O’Reilly Automotive is coming off its 27th consecutive year of record revenue and operating income. But 2019 was a record year for O’Reilly in another category: cap-ex spending.
Spending on capital expenditures totaled $628 million for O’Reilly in 2019 – up from $504.3 million in 2018 – in “a very busy year” for the company, according to COO Jeff Shaw. O’Reilly opened 202 net new stores in 2019 and converted 20 Bennett Auto Supply stores to O’Reilly stores. O’Reilly acquired Florida-based Bennett Auto Supply in late 2018.
In 2019, O’Reilly opened a new distribution center in Twinsburg, Ohio, and launched two other DC projects that are scheduled to be completed this year.
“Also during the fourth quarter, we were able to acquire existing distribution space contiguous to our Springfield DC and corporate campus,” Shaw added during the company’s Feb. 6 conference call.
For 2020, O’Reilly’s guidance is for cap-ex spending between $625 million and $675 million. Over the past three years, O’Reilly has averaged $480 million in cap-ex spending.
“Part of the reason for the elevated [cap-ex] level are the 2019 projects that roll into 2020,” Shaw explained. “However, the more exciting reasons are the projects we have slated for this year.”
Those projects include converting all store computer systems to Linux hardware, “which will eliminate the times the store computer system is down and the store teams are forced to use paper catalogs and write manual sales tickets,” according to Shaw.
“Currently, our store systems run partially on a Linux server and partially on our IBM AS/400,” Shaw explained. “Both pieces of equipment are a single point of failure for our stores.”
Investments in energy-saving initiatives for O’Reilly stores will drive the cap-ex spend as well. The company is in the process of converting store lighting to more-efficient LED technology. “We’ve been so pleased with the savings from lower electricity usage and maintenance – combined with the superior image in the stores – that we’re accelerating this project,” Shaw said.
The conversion to LED technology has put the spotlight on “wear and tear” in some high-volume stores. Consequently, O’Reilly will remodel more store interiors than usual this year, according to Shaw.
Also on the docket, O’Reilly plans to “aggressively modernize our fleet of semi-trucks in 2020,” with a focus on improved safety.
“We continue to have a very good accident rate.

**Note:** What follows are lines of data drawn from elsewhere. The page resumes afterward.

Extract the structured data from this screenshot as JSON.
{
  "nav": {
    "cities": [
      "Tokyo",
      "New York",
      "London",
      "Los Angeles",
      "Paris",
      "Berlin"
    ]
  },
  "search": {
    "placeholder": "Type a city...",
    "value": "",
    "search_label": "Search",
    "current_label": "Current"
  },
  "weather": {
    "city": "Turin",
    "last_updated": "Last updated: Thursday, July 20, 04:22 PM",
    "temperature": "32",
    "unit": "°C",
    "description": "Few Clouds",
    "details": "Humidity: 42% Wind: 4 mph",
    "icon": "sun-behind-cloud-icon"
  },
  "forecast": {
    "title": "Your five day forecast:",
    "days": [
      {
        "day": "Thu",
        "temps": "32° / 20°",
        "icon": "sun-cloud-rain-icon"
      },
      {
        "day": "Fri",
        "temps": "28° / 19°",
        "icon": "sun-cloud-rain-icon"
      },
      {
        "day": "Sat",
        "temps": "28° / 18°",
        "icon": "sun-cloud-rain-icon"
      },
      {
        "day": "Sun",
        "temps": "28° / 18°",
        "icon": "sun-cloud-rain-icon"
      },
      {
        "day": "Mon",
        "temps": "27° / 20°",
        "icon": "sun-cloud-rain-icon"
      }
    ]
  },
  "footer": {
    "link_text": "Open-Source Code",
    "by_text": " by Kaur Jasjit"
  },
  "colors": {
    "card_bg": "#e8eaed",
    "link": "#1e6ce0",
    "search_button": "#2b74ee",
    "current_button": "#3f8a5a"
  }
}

However, the cost of each accident continues to grow significantly for all large fleet operators,” Shaw asserted. “To better protect the safety of our team members and others while working to minimize our losses, we’re testing a variety of crash-avoidance and monitoring tools to improve the accident rate of our store-based fleet, and those projects are included in our cap-ex plan for 2020.”
Ongoing investments in O’Reilly’s “omnichannel efforts” will drive cap-ex spending as well.
“We will continue to invest heavily in enhancing our omnichannel capabilities to meet our customers on their terms with solutions that meet their specific needs, whether they visit a store, call or click,” Shaw said. “This initiative puts pressure on our expenses as well as our capital expenditures.” For 2020, O’Reilly is expecting full-year revenue between $10.7 billion and $11 billion.